The other camp of violence is the Popular Front for the Renaissance in the Central African Republic (Front populaire pour la Renaissance de la Centrafrique – FPRC), headed by former Seleka, Michel Djotodia and Noureddine Adam. The FRPC is aligned with the anti-Balaka, the main active armed group in the country, a once adventurous opponent of Seleka and composed predominantly by Christian-animist militias. The name of the group comes from antiballes-AK, referring to the belief that the grigis, the traditional amulets that its fighters wear give immunity to the AK-47 bullets.
According to Lewis Mudge, HRW’s Africa researcher “While factions are fighting power in Bangui, civilians are exposed to mortal attacks caused by cyclical reprisals by armed groups.”
Attacks persist despite the peacekeeping force in the country, the United Nations Multidimensional Integrated Stabilization Mission in the Central African Republic (MINUSCA), has in the past three months deployed about one thousand of its 12,870 officers in the Ouaka province.
The escalation of violence in the area highlights the urgency of operating the Special Criminal Court, a “hybrid” court set up in June 2015, consisting of national and international judges and staff, with the task of prosecuting people suspected of having committed warcrimes during the conflict.
On February 15, the president Touadera appointed Toussaint Muntazini Mukimapa of the Democratic Republic of Congo as special prosecutor of the new court, an important step. However, there are still questions as to the national ownership of the court and the extent to which this tribunal is a priority.
In the Central African Republic, thousands of victims of human rights violations are still awaiting justice, while those responsible for murders, torture and rape continue to walk around in the country.

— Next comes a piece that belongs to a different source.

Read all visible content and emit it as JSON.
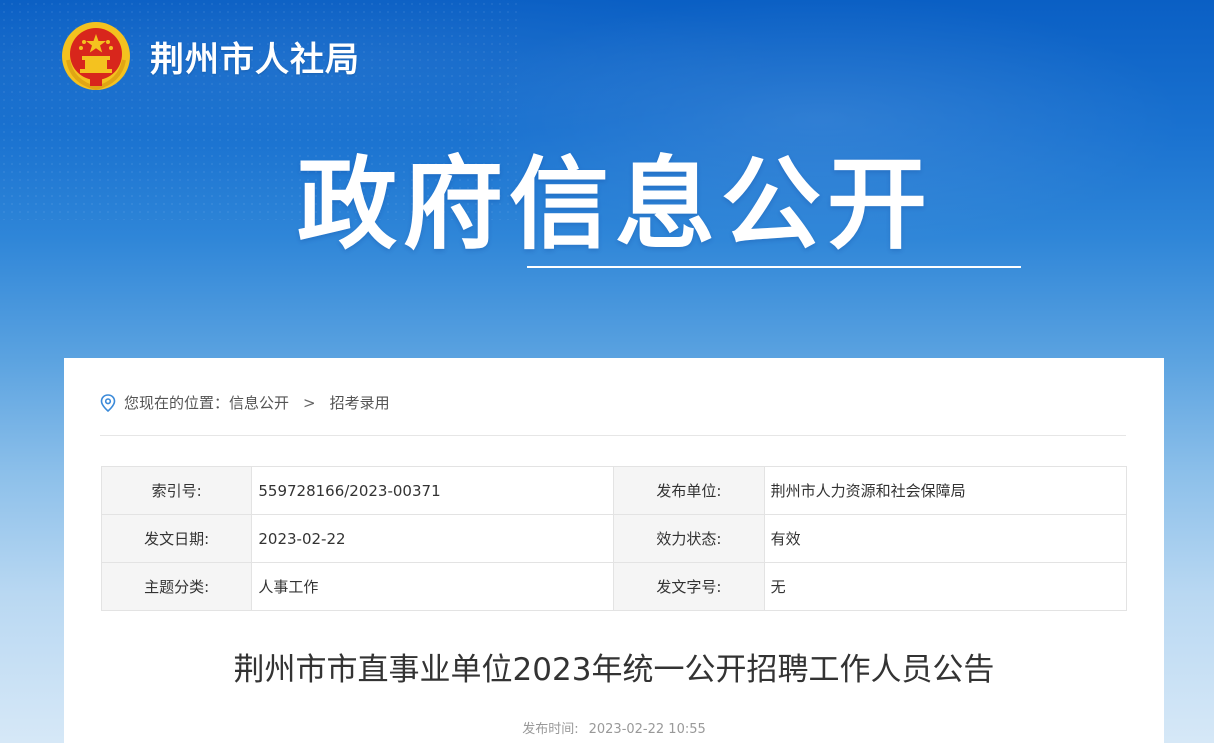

All this entails a disconcerting impunity, which undermines attempts to rebuild the country and establish lasting peace.
The former French colony, one of the poorest countries in the world, despite the uranium, gold and diamond reserves, was plunged into chaos at the end of 2012, when the ex-rebels Selekabegan attacking towns and villages, before removing President Francois Bozizé and take power in March 2013.
The violent response of anti-Balaka militias led the country to a real civil war that the intervention of the French mission Sangaris, which last January with drew the country, the African Union and the MUSIC have only limited.
The Central African Republic, since 1979, the year of removal by the French of the bloody self-proclaimed emperor Jéan-Bedel Bokassa, was the scene of five coups and repeated popular rebellions.
The disastrous management of successive governments has produced serious social instability and the complete dissolution of industrial base. For this reason, the roots of the current crisis, rather than religious differences, should be sought in inadequate macroeconomic programmes.
Policies that, in the background of a decomposing state, have failed to secure decent living conditions for Central Africans, leaving the open road to armed groups that have destabilized the country.